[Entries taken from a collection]
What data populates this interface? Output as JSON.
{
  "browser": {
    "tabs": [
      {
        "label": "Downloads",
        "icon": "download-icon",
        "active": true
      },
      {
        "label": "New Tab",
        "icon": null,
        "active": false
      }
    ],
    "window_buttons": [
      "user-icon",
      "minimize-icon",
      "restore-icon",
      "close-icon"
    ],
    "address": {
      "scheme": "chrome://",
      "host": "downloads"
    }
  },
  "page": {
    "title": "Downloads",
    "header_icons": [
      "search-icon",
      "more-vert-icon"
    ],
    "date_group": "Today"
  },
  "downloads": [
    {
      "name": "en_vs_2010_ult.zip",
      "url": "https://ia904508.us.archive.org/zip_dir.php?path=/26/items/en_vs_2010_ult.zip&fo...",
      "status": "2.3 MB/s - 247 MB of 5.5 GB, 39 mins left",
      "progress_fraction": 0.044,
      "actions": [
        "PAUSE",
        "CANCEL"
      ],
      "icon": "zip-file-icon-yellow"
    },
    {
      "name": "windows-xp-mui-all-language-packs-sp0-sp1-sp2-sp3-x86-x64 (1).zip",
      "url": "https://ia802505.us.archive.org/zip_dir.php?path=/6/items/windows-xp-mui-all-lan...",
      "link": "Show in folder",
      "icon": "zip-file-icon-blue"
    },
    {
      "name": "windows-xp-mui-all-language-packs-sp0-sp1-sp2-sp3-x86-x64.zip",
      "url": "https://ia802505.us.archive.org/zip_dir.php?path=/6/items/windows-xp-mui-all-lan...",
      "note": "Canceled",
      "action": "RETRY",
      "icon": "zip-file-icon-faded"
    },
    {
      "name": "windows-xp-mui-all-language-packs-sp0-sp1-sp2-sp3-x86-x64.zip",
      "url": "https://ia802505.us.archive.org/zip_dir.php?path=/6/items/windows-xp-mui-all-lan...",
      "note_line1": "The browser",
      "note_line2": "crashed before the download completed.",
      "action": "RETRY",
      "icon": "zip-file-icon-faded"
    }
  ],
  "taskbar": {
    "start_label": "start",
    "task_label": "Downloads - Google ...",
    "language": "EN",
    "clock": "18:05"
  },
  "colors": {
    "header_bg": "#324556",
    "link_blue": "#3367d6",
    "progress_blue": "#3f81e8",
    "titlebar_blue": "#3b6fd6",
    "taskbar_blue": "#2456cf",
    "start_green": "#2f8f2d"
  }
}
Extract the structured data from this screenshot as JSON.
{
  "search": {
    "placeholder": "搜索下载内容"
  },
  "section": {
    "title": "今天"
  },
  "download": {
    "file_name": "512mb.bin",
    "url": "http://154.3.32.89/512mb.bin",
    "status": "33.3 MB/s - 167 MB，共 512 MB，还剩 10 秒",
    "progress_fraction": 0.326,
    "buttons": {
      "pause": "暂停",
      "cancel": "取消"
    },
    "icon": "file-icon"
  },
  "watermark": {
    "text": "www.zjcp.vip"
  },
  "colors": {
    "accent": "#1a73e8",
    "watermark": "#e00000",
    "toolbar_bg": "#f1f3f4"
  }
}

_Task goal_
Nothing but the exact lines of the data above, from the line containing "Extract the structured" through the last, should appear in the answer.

_Response for this exercise_
Extract the structured data from this screenshot as JSON.
{
  "search": {
    "placeholder": "搜索下载内容"
  },
  "section": {
    "title": "今天"
  },
  "download": {
    "file_name": "512mb.bin",
    "url": "http://154.3.32.89/512mb.bin",
    "status": "33.3 MB/s - 167 MB，共 512 MB，还剩 10 秒",
    "progress_fraction": 0.326,
    "buttons": {
      "pause": "暂停",
      "cancel": "取消"
    },
    "icon": "file-icon"
  },
  "watermark": {
    "text": "www.zjcp.vip"
  },
  "colors": {
    "accent": "#1a73e8",
    "watermark": "#e00000",
    "toolbar_bg": "#f1f3f4"
  }
}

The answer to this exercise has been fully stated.